April 7th, 2020
Furthermore, there are a number of fundamental tailwinds to help bring higher prices.
The Federal Reserve has cut rates to zero and unleashed a massive QE-infinity asset purchase program. They are not alone, as central banks around the world have done much of the same. On top of that, Washington passed its third fiscal bill, a historic $2.2 trillion measure. The world has known easy money for more than a decade, but not to this scale. The result of such will almost certainly bring rampant inflation later this year (bullish gold and commodities).
With the global economy contracting, currencies around the world all devalued at the same time, and U.S Treasury yields hitting record lows, this reinvigorates not only safe-haven characteristics for gold but its reserve currency characteristics.
This made the current deflationary environment gold’s only near-term headwind. On March 9, the day markets digested Saudi Arabia’s announcement of a crude oil price war, I joined CNBC’s “Fast Money” desk to explain how this is not the time to be buying gold — at the time, nearly $1,700. Due to the virus outbreak and precipitous drop in crude oil, we were entering a deflationary environment. Over the following week, gold traded down to $1,453.
If you look back to 2008, during the great financial crisis, gold lost 34% from its peak before bottoming and silver 60%. Each bottomed in October 2008 upon the Federal Reserve launching QE1 and Washington passing TARP shortly thereafter. The rallies that ensued were historic. At their heights in 2011, gold nearly tripled and silver rallied almost 500%.
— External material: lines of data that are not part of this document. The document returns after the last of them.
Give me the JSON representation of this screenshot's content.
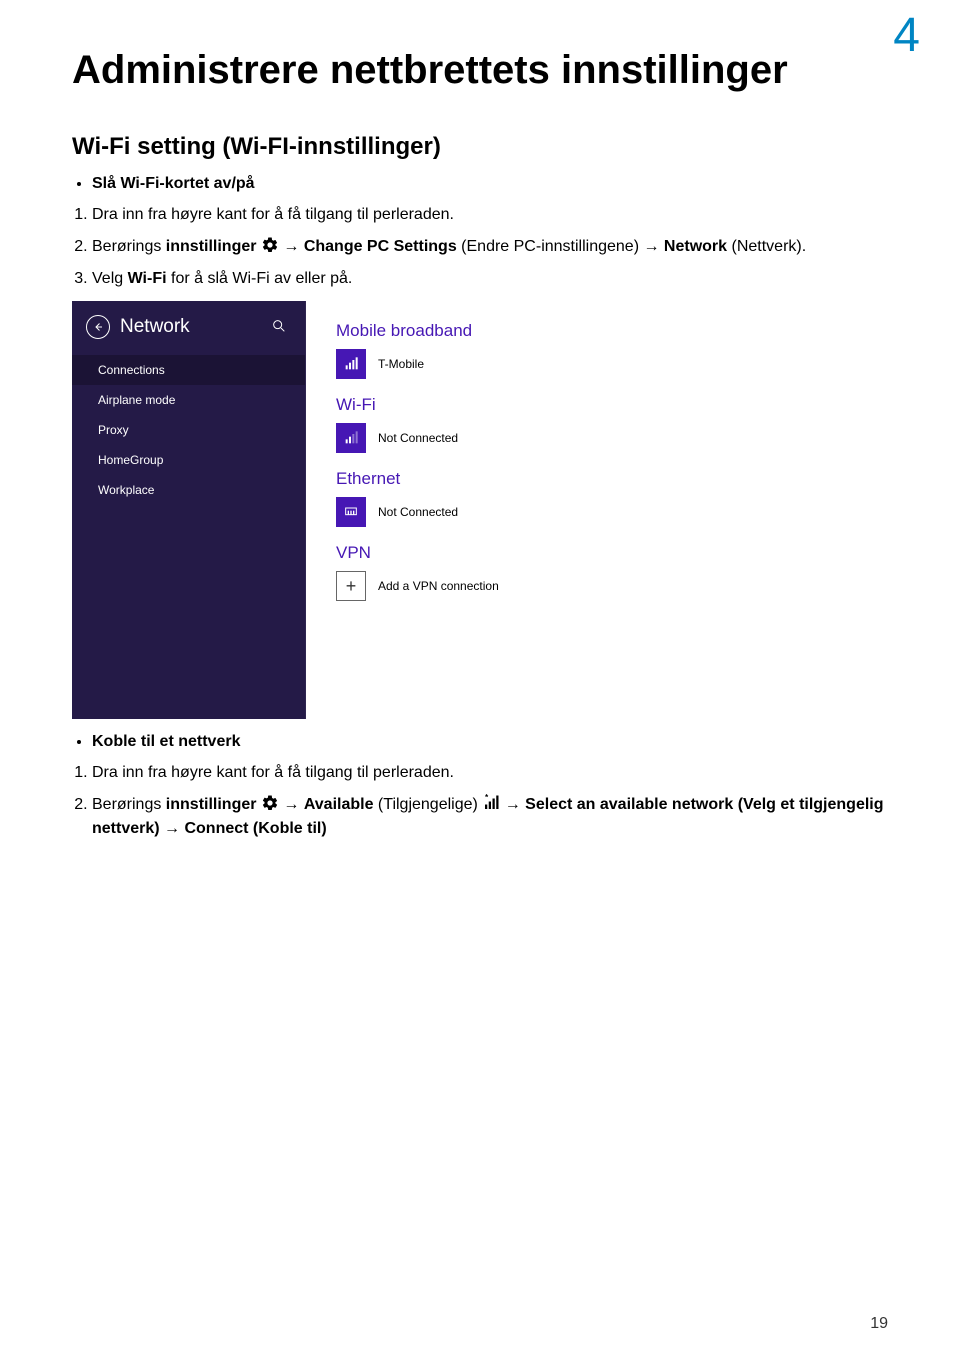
{
  "chapter_number": "4",
  "page_number": "19",
  "main_title": "Administrere nettbrettets innstillinger",
  "section1": {
    "title": "Wi-Fi setting (Wi-FI-innstillinger)",
    "bullet": "Slå Wi-Fi-kortet av/på",
    "step1": "Dra inn fra høyre kant for å få tilgang til perleraden.",
    "step2_pre": "Berørings ",
    "step2_bold1": "innstillinger",
    "step2_mid": " → ",
    "step2_bold2": "Change PC Settings",
    "step2_mid2": " (Endre PC-innstillingene) → ",
    "step2_bold3": "Network",
    "step2_end": " (Nettverk).",
    "step3_pre": "Velg ",
    "step3_bold": "Wi-Fi",
    "step3_end": " for å slå Wi-Fi av eller på."
  },
  "section2": {
    "bullet": "Koble til et nettverk",
    "step1": "Dra inn fra høyre kant for å få tilgang til perleraden.",
    "step2_pre": "Berørings ",
    "step2_bold1": "innstillinger",
    "step2_mid1": " → ",
    "step2_bold2": "Available",
    "step2_mid2": " (Tilgjengelige) ",
    "step2_mid3": " → ",
    "step2_bold3": "Select an available network (Velg et tilgjengelig nettverk)",
    "step2_mid4": " → ",
    "step2_bold4": "Connect (Koble til)"
  },
  "screenshot": {
    "title": "Network",
    "nav": [
      "Connections",
      "Airplane mode",
      "Proxy",
      "HomeGroup",
      "Workplace"
    ],
    "categories": [
      {
        "title": "Mobile broadband",
        "entries": [
          {
            "icon": "signal",
            "label": "T-Mobile"
          }
        ]
      },
      {
        "title": "Wi-Fi",
        "entries": [
          {
            "icon": "wifi",
            "label": "Not Connected"
          }
        ]
      },
      {
        "title": "Ethernet",
        "entries": [
          {
            "icon": "eth",
            "label": "Not Connected"
          }
        ]
      },
      {
        "title": "VPN",
        "entries": [
          {
            "icon": "plus",
            "label": "Add a VPN connection"
          }
        ]
      }
    ]
  }
}
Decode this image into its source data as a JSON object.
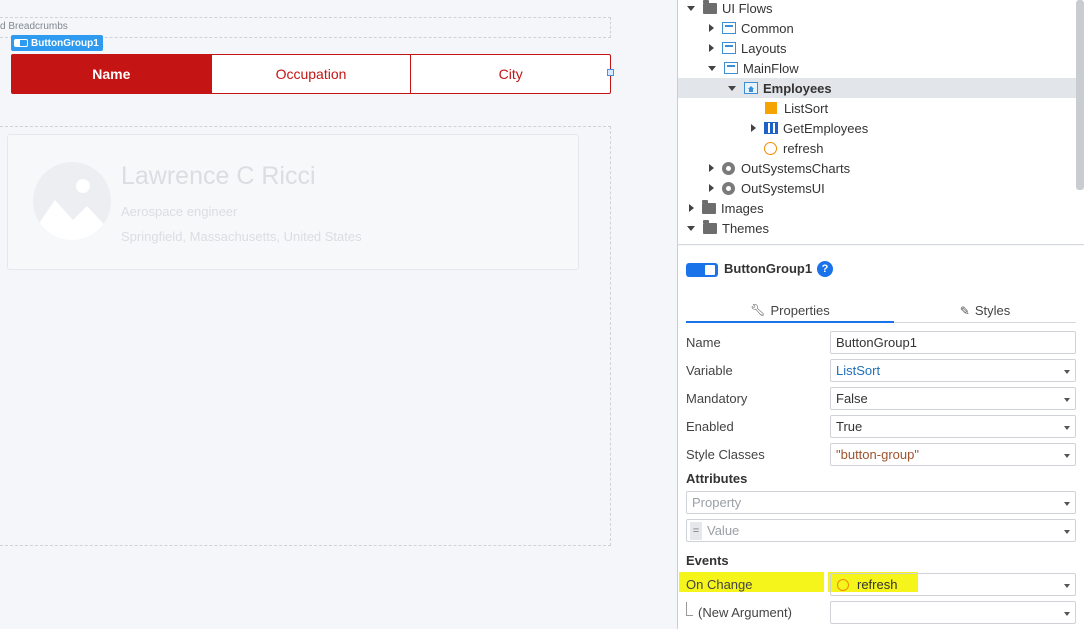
{
  "canvas": {
    "breadcrumbs_label": "d Breadcrumbs",
    "selected_tag": "ButtonGroup1",
    "button_group": [
      "Name",
      "Occupation",
      "City"
    ],
    "card": {
      "name": "Lawrence C Ricci",
      "occupation": "Aerospace engineer",
      "location": "Springfield, Massachusetts, United States"
    }
  },
  "tree": {
    "items": [
      {
        "label": "UI Flows",
        "expander": "down",
        "icon": "folder-icon"
      },
      {
        "label": "Common",
        "expander": "right",
        "icon": "flow-icon"
      },
      {
        "label": "Layouts",
        "expander": "right",
        "icon": "flow-icon"
      },
      {
        "label": "MainFlow",
        "expander": "down",
        "icon": "flow-icon"
      },
      {
        "label": "Employees",
        "expander": "down",
        "icon": "screen-icon",
        "selected": true
      },
      {
        "label": "ListSort",
        "expander": "none",
        "icon": "local-variable-icon"
      },
      {
        "label": "GetEmployees",
        "expander": "right",
        "icon": "aggregate-icon"
      },
      {
        "label": "refresh",
        "expander": "none",
        "icon": "client-action-icon"
      },
      {
        "label": "OutSystemsCharts",
        "expander": "right",
        "icon": "module-icon"
      },
      {
        "label": "OutSystemsUI",
        "expander": "right",
        "icon": "module-icon"
      },
      {
        "label": "Images",
        "expander": "right",
        "icon": "folder-icon"
      },
      {
        "label": "Themes",
        "expander": "down",
        "icon": "folder-icon"
      }
    ]
  },
  "props": {
    "title": "ButtonGroup1",
    "help": "?",
    "tabs": {
      "properties": "Properties",
      "styles": "Styles"
    },
    "rows": {
      "name_label": "Name",
      "name_value": "ButtonGroup1",
      "variable_label": "Variable",
      "variable_value": "ListSort",
      "mandatory_label": "Mandatory",
      "mandatory_value": "False",
      "enabled_label": "Enabled",
      "enabled_value": "True",
      "style_label": "Style Classes",
      "style_value": "\"button-group\""
    },
    "attributes": {
      "heading": "Attributes",
      "property_placeholder": "Property",
      "eq": "=",
      "value_placeholder": "Value"
    },
    "events": {
      "heading": "Events",
      "on_change_label": "On Change",
      "on_change_value": "refresh",
      "new_argument_label": "(New Argument)"
    }
  },
  "colors": {
    "button_primary": "#c41414",
    "selection_blue": "#2f9bf0",
    "highlight": "#f5f51c"
  }
}
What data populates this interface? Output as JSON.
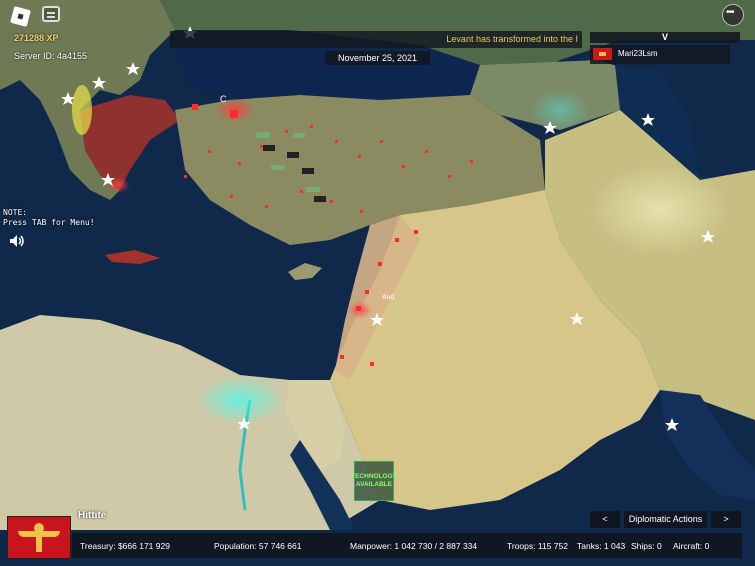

But something happened this week: hope that President Donald Trump can orchestrate a truce between Saudi Arabia and Russia. Crude oil brought near-term strength to both silver and gold. The metals incurred strong waves of buying early Thursday and saw follow-through in part due to crude oil’s influence on inflation expectations.
The late week rally has gold on the brink of a breakout, one that needs silver to join the party. As seen in the chart below, gold is displaying a bullish inverse head and shoulders pattern with Feb. 28 and April 1 displaying the shoulders and that March 16 low and bottoming action being the head.
On the heels of the deflationary swoon, silver broke through a trendline dating back to 2001, as seen in the chart below. Its recovery, however, has a beautiful bull-flag pattern with the rally from March 20 to 25 being the flagpole and the consolidation over the coming days being a perfect flag pattern. This aligns a needed close above $15 in silver to not only break out of the bull-flag pattern but regain the 2001 trend line and fuel a massively bullish rally in gold, one that we would expect silver to join.